Are you deciding whether to homeschool for the first time? Don’t know where to start? Don’t worry — homeschooling is easier than you think, and the experience can be a fun and fulfilling adventure! We’ll take it one step at a time.
Once you’ve made the decision to homeschool, you may feel a bit overwhelmed just contemplating the entire undertaking. You may wonder: How do I take my child out of school? What do I teach? What about textbooks? What about friends? What will homeschooling really look like? Yikes!
Read on for five essential tips that will help you get comfortable with homeschooling in no time.
5 Tips to Homeschool Your Child
Tip 1: Find out what your state’s homeschooling laws are.
As with other areas of school choice, laws and requirements differ from community to community, so you need to understand what is required to homeschool in your state. You can find guidance on your state’s department of education website, or visit the U. S. Department of Education, State Contacts page to learn contact information for your area.
Sometimes, regulations can be confusing, but A2Z Home’s Cool has a state-by-state guide that can help clarify the homeschooling laws for your community.
Tip 2: Learn about withdrawing your child from school.
Call your child’s school, school board, or district office to learn how to withdraw your child from school officially. You can also find information and required forms on your state’s department of education website. It’s helpful to prepare the necessary documentation ahead of time, and then set it aside until you’re ready to take this step.
Keep in mind that you’ll need to know the length of time your state allows between officially withdrawing your child from school and legally registering her as a homeschooler.
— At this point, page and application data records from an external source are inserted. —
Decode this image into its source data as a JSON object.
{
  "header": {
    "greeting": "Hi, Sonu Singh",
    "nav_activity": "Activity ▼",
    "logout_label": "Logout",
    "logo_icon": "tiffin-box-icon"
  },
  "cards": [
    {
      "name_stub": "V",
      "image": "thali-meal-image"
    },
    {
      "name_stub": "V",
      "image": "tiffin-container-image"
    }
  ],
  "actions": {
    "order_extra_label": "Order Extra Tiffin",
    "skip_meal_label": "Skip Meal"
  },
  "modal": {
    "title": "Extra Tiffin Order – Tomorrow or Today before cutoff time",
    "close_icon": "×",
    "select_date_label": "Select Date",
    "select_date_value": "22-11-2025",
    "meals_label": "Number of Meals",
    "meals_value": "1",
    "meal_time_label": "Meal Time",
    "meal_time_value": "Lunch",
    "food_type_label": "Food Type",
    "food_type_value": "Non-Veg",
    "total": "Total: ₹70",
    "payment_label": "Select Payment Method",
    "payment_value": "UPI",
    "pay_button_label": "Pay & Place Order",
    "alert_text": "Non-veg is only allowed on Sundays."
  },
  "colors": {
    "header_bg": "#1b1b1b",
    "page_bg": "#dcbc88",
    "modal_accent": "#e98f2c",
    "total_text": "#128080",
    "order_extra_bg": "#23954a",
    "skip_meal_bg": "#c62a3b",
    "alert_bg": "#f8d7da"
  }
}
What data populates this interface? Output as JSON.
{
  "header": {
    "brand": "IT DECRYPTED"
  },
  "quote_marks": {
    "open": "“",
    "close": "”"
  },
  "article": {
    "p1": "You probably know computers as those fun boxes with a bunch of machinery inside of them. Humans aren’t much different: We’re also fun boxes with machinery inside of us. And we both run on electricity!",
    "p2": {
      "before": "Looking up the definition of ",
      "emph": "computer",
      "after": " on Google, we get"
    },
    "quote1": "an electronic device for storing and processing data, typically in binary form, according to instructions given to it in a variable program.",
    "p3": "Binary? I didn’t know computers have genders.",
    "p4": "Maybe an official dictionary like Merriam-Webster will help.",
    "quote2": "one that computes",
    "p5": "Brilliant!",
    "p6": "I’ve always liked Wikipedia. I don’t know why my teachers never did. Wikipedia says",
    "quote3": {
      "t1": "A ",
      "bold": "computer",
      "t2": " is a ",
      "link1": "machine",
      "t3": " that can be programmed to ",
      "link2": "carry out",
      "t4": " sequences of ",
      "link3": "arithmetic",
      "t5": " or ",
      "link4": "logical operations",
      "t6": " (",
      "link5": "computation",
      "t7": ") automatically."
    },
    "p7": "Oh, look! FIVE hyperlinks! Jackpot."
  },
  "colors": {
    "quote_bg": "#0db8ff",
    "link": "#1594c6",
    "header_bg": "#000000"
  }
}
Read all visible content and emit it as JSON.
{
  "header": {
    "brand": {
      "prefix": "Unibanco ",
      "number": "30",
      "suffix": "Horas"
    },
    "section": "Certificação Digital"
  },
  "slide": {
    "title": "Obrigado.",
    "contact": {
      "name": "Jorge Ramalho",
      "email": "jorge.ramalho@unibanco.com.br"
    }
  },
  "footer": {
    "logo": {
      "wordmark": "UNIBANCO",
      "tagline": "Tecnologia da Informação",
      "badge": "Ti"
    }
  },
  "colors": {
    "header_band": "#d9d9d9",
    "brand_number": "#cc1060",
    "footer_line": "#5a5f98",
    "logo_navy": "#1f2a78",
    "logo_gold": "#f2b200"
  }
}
This may or may not be an issue in your area — some states have no registration requirements — but it’s important to know if yours does, and what the timeline is. If you withdraw her before you’ve registered her (assuming it applies in your district), it can affect your child’s school attendance record and possibly trigger a truancy query.
Tip 3: Find local and state homeschooling support groups.
Some homeschooling groups are organized according to a specific educational philosophy or religious affiliation, while others may be inclusive secular groups open to any homeschooler in a particular geographical area. With Facebook’s reach, many homeschooling support groups will create their own pages, and you can send a friend request to ask to join.
In addition, there are groups that have their own websites, so an Internet search may yield resources in your area. You can also visit Homeschool World to see current listings of homeschooling support groups and associations by state.
Homeschooling groups can be extremely helpful when you have specific questions about getting started. Once you’re underway, these groups can be a resource for field trips, park days, and homeschooling co-op classes. Websites such as VegSource have message boards for all different types of homeschoolers, so you can connect with other families who share your reasons for choosing this educational path.
Tip 4: Practice deschooling.
What is deschooling? Well, similar to a detoxification, it’s a period of time when you allow your child to let go of the traditional school mindset. It is a critical step that many anxious, first-time homeschoolers skip after they have withdrawn their children from school. It’s tempting to jump right back into your child’s education without missing a beat, but many seasoned homeschoolers will tell you that this is a necessary transition to prepare for learning outside of a traditional classroom.
While your child is deschooling, relax and enjoy the time with her to help ease out of your former routine. Go to museums, plan and prepare meals together, go to the movie theater, hike, bike, and do all of those arts and crafts projects you have been wanting to try. If you start to feel anxious about not “doing school,” spend a day carrying out science experiments, go to the library, or watch documentaries.
The amount of time children need to deschool varies, but whatever it is, use this period for investigating the many homeschooling philosophies, curricula, and opportunities that are now available. And involve your child in the decisions you’re making about her education — you want this journey to be enriching and enjoyable for both of you!
Tip 5: Begin your homeschooling adventure.
Adventure, you ask? Yes, homeschooling can be fun and enlightening, and it can also strengthen family bonds — so my advice is to slow down and enjoy it. There are innumerable educational opportunities awaiting all homeschoolers, so embrace the many advantages of this experience for you and your family.
A Final Bit of Advice
Educating your child at home takes much less time than the hours she spent in traditional school, in part because of time saved commuting to school and changing classes. Don’t be surprised when she is done with her daily lessons in two hours versus the six she used to spend at school, or when she completes an entire grade level of math in six months.
And don’t be afraid to experiment with different educational methods, philosophies, and curricula. You have the opportunity to tailor your child’s education to meet her individual needs; don’t feel compelled to stick with something if you believe it isn’t working.
To learn more about homeschooling children in advanced academic topics, read the Noodle article At the Edge of Knowledge: Resources for Homeschooling Parents Who Reach Their Teaching Limits.
You can also check out curriculum resources on websites like Sonlight.
For feedback on different homeschooling curricula, visit Cathy Duffy Reviews.
If you need legal advice about homeschooling, you may contact the Home School Legal Defense Association.
Turtel, J. (n.d.). Thousands of Parents Now Homeschool Their Children In Less Time Than You Think. Retrieved July 23, 2015, from Unschoolers Online.